Swallowing Disorders

Swallowing disorders fall under the medical term dysphagia. Most are the result of problems involving either the throat or esophagus. Swallowing disorders are most common in older adults and babies, but can affect people of all ages.

What Causes Swallowing Disorders?

Normally when you are chewing food, the muscles in your throat and esophagus contract to push foods and liquids from your mouth to your stomach. There are two main factors that can prevent this from occurring properly: the muscles and nerves that help move foods along aren’t functioning as they should, or something is blocking your throat or esophagus.

The first scenario may be the result of problems with your nervous or immune system. A variety of conditions, including multiple sclerosis, muscular dystrophy, Parkinson’s disease, scleroderma, esophageal spasm, and stroke can cause these types of issues. The latter may be caused by acid reflux, inflammation of the esophagus, diverticula, lymph nodes, or tumors.

Symptoms of dysphagia include gagging or choking when you swallow; fee

ling like foods or liquids are stuck in your throat or chest; painful swallowing; heartburn; and having foods or liquids come back up through your throat, mouth or nose after you swallow.

Diagnosis & Treatment

Your doctor will want to examine you thoroughly and ask questions about your symptoms. Most likely you’ll undergo a barium swallow study or fluoroscopy to determine the cause of your swallowing trouble, and other tests such as x-rays, laryngoscopy, manometry, or upper gastrointestinal endoscopy may be given to help pinpoint the problem.

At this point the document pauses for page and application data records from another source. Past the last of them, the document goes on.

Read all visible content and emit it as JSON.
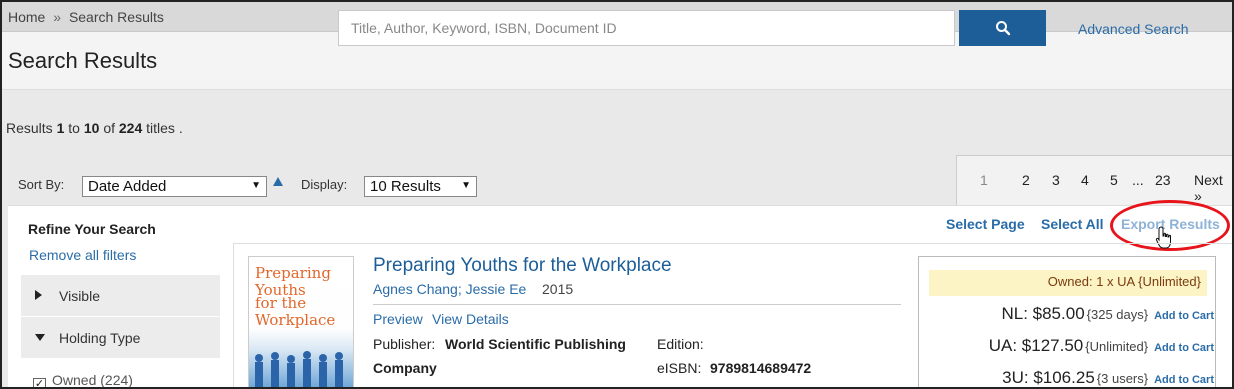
{
  "breadcrumb": {
    "home": "Home",
    "separator": "»",
    "current": "Search Results"
  },
  "header": {
    "title": "Search Results",
    "search_placeholder": "Title, Author, Keyword, ISBN, Document ID",
    "search_icon": "search-icon",
    "advanced_search": "Advanced Search"
  },
  "results": {
    "prefix": "Results",
    "from": "1",
    "to_word": "to",
    "to": "10",
    "of_word": "of",
    "total": "224",
    "suffix": "titles ."
  },
  "sort": {
    "label": "Sort By:",
    "selected": "Date Added",
    "direction_icon": "sort-ascending-icon"
  },
  "display": {
    "label": "Display:",
    "selected": "10 Results"
  },
  "pagination": {
    "pages": [
      "1",
      "2",
      "3",
      "4",
      "5",
      "...",
      "23"
    ],
    "current": "1",
    "next": "Next »"
  },
  "refine": {
    "title": "Refine Your Search",
    "remove_all": "Remove all filters",
    "facets": [
      {
        "label": "Visible",
        "expanded": false
      },
      {
        "label": "Holding Type",
        "expanded": true
      }
    ],
    "owned_option": "Owned (224)"
  },
  "actions": {
    "select_page": "Select Page",
    "select_all": "Select All",
    "export": "Export Results"
  },
  "result": {
    "title": "Preparing Youths for the Workplace",
    "authors": "Agnes Chang; Jessie Ee",
    "year": "2015",
    "preview": "Preview",
    "view_details": "View Details",
    "publisher_label": "Publisher:",
    "publisher": "World Scientific Publishing",
    "publisher_cont": "Company",
    "edition_label": "Edition:",
    "eisbn_label": "eISBN:",
    "eisbn": "9789814689472",
    "cover_line1": "Preparing Youths",
    "cover_line2": "for the Workplace"
  },
  "pricing": {
    "owned": "Owned: 1 x UA {Unlimited}",
    "rows": [
      {
        "price": "NL: $85.00",
        "duration": "{325 days}",
        "cart": "Add to Cart"
      },
      {
        "price": "UA: $127.50",
        "duration": "{Unlimited}",
        "cart": "Add to Cart"
      },
      {
        "price": "3U: $106.25",
        "duration": "{3 users}",
        "cart": "Add to Cart"
      }
    ]
  },
  "colors": {
    "accent": "#1d5e98",
    "link": "#2a6ca8",
    "highlight_ring": "#e8141b",
    "owned_bg": "#fcf4c4"
  }
}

Treatment includes swallowing and chewing exercises, changing your diet, dilation, endoscopy, surgery, and medications. Feeding tubes are available for those with severe cases who are unable to consume enough food or drink on their own.